Castleford Speedway opened its gates to paying spectators at their small, 202 yard, Whitwood Stadium circuit for the first time on 12th June 1979 with the Daily Mirror-sponsored Kings Cavalcade individual meeting before embarking on their first competitive fixture the following week against Middlesborough.
Leading the Kings was England international Dave Baugh, who was supported by Ray Watkins, who was tempted out of retirement. One of the reserve spots was filled by local lad Kevin Clapham.
The side were structured to run at the same level as National League sides and all matches were run on the same thirteen heat format used in the National League at that time.
Sadly the ambitions of promoter Jim Streets to join the league set-up failed to materialise and after beginning their first season late and being restricted to running on an open licence restricted to just twelve meetings in their first year and, after failing in their application to join the National League the following year, the club closed for the final time in July 1980.
 

It took over thirty years for the name of Castleford to reappear in Speedway circles once again.
In 2013 former Kings team manager Pete Hibberd enterered a team in the recently-formed Midland Development League, a set-up for young up-and-coming amateur riders to contest mini-matches run over six heats with two teams, each comprising four riders.
The intention was to use the competition to give spectators more value for money by revitalising second halves.

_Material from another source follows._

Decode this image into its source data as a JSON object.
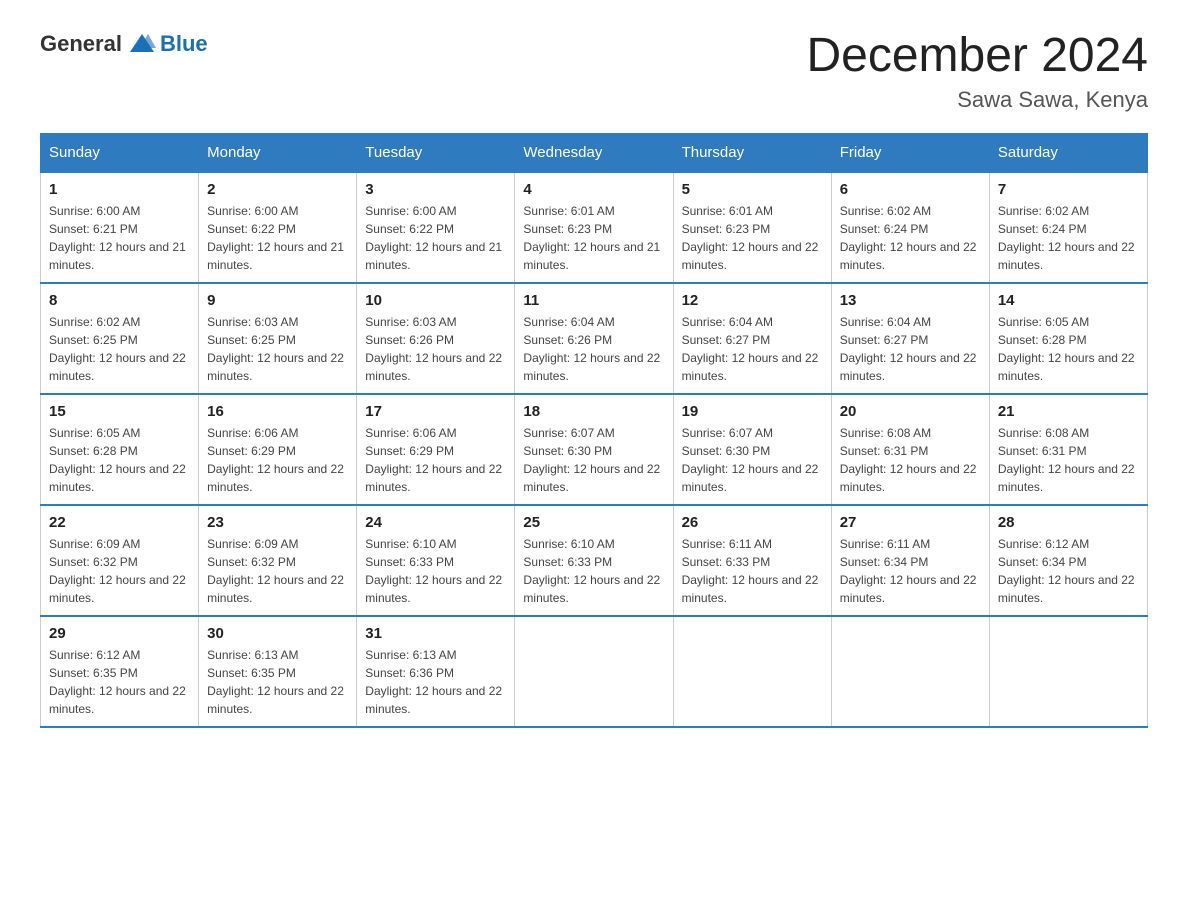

Some of the member clubs, including Castleford, did not have their own tracks and were forced into hosting their home meetings at other venues amenable to entertaining these newly-christened 'ghost clubs.'
For their initial foray into the ranks of the MDL the Kings meetings were hosted by Scunthorpe and the team gave opportunities to a variety of riders throughout the campaign, though mainly built around and relying on the consistency of regular points provided by their Captain, Danny Phillips.
 

The season following their bow in the MDL boss Pete Hibberd widened his horizons by entering a second side, the Castles, in the Northern Junior League.
Similar to their midland counterparts, the NJL also ran six heat matches between two sides of four man teams. However, unlike the MDL, where all riders raced against each other on 500cc equipment, the NJL formula incorporated junior riders, under-15, mounted on either 125cc or 150cc-powered bikes and each team comprised of a senior pairing and numbers one and two, whilst the three and four berths were occupied by juniors. Each pair raced only against their opposite numbers, but, like the MDL, all riders had the opportunity of three programmed rides.
Pete Hibberd's intention to allow younger riders to also get involved in competitive team racing was a great success. Although the primary function of his teams was to enable riders gain experience and make progress, you cannot deny that when glory appears on the horizon you are going to be quietly pleased with that achievement! - And that came in no small measure to the Castles squad, which comprised a regular quartet of reigning NJL Riders' Champion Danny Phillips, who was partnered by Sam Darroch, and a dynamic junior pairing of Harry McGurk and Kean Dicken. The squad was bolstered by Harry McGurk's younger sibling, Sam.
With their home meetings hosted by Redcar, who also had their 'Cubs' side entered into the competition, Phillips, transferring allegiance from the host club to its new tennants after spending the previous season 'doubling-up' with the Cubs by leading Castleford Kings in the MDL, needed no time to aclimatise to the familiar surroundings of his local track, and the whole team settled immediately into a comfortable pattern that saw them claim the title undefeated with two fixtures still remaining.
They rounded off a tremendous season for themselves when they also lifted the 'Media Prima' NJL Fours title at their adopted home to give them a debut year double.
Unfortunately, whilst the Castles were going from strength to strength, the Kings fortunes were not so rosy, and after just a few completed fixtures they withdrew from the MDL due to a conflict with the BSPA.
The following year, with Redcar adding a series of Junior Grand Prix meetings to its second half calendar, the Castles moved across the country to Cumbria, where Workington training track Northside graciously allowed them to host their home meetings for the 2015 campaign.
Although the ultimate goal of providing young riders with important track time was fulfilled, there was to be no glory for the Castles that year and they settled for a respectable mid-table position in the league as newcomers Halifax swept all before them.
Unsuccessful at finding a home venue the following year, or since, Castleford's speedway activities have been restricted to a few challenge fixtures and an annual appearance in Redcar's prestigious NJL 4's event.
 

With Pete Hibberd still unable to resolve his issues with the BSPA and reluctance to become embroiled in their politics, he resolved to find a way of continuing his ambition of providing a platform from which aspiring young stars of the future could learn the basic skills and then hone their talents in an environment unencumbered by the bureaucracy and red tape of the BSPA and became involved with a scheme that led to the formation of the British Amateur Riders League.
In 2018 six teams, representing Lincoln, Oxford, Sittingbourne, Southampton, Wimbledon and Pete Hibberd's Castleford took to the track to contest the inaugural season of this new, completely independent league. Castleford's only involvement with mainstream speedway coming in October when they accepted an invitation from Redcar to continue their record as 'ever-presents' in the NJL 4's, where they acquitted themselves very well by finishing third in the final.